Libyan Fighters Say They've Captured Smuggling Hub of Sabratha
(Bloomberg) -- An alliance of Libyan fighters said it took the coastal city of Sabratha after three weeks of deadly clashes with a rival militia, highlighting the increasingly fractured landscape of the North African oil producer.
The alliance, known as the Anti-ISIS Military Operation Room, since mid-September has been battling the Martyr Anas al-Dabashi Brigade in Sabratha, which lies 70 kilometers west of Tripoli and is a major smuggling hub of people and goods. At least 39 people have been killed, while some 3,000 others have fled the area, according to local health officials.
“The behavior of the brigade was unbearable and led to insecurity in the city,” Saleh Graisia, an alliance spokesman, said by phone. “Our forces have expanded their control over the city, and now are dealing with small pockets of resistance.”
Both the Operation Room and the Dabashi brigade are affiliated with the Government of National Accord of United Nations-backed Prime Minister Fayez al-Serraj, according to Graisia. He denied reports the alliance is loyal to the eastern-based Field Marshal Khalifa Haftar, an opponent of Serraj’s administration.
The Dabashi brigade was involved in migrant smuggling until this summer when its leader, Ahmed al-Dabashi, forged a deal with the GNA to block illegal departures in return for protection from prosecution and jobs in the security forces. Dabashi this week discussed his activities in an interview with the local 218 TV.

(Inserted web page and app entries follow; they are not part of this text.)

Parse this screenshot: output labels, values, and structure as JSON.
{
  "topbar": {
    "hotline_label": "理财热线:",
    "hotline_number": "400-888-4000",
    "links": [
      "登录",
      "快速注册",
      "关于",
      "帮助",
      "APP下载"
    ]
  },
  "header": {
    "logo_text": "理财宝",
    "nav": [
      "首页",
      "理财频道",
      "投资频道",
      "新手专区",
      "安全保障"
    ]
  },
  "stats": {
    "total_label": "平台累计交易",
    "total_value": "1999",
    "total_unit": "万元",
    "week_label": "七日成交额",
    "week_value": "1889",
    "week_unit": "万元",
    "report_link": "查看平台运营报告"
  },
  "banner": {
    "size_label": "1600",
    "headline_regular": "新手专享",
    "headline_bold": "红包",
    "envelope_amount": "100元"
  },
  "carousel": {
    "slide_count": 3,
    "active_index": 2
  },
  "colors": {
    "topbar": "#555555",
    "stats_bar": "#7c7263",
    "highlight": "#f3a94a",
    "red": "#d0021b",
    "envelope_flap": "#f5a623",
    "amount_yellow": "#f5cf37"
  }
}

Mohamed al-Shibani, an analyst based in the western city of Misrata, said some smugglers whose business were affected after Dabashi agreed to the amnesty were among the Operation Room fighters. It’s very dangerous “to give those gangs any legitimacy,” he said. “Human trafficking hubs will turn into strategic points of power like oil terminal in the east, and whomever controls them with have a say in Libyan politics.”
The vast majority of African migrants trying to reach Europe by boat have passed through Libya, departing from Sabratha as well as nearby Qarabulli and Zuwara. The number of crossings dropped in July, which observers say is a result of efforts by Libya’s European Union-trained coastguard and the Dabashi brigade’s new policy.
The clashes erupted on Sept. 17 after gunmen from the Dabashi brigade killed two Operation Room fighters at one of the city’s checkpoints. As the fighting raged, set Dabashi fire to his house before fleeing the city and heading west on Friday, Graisia, the Operation Room spokesman said.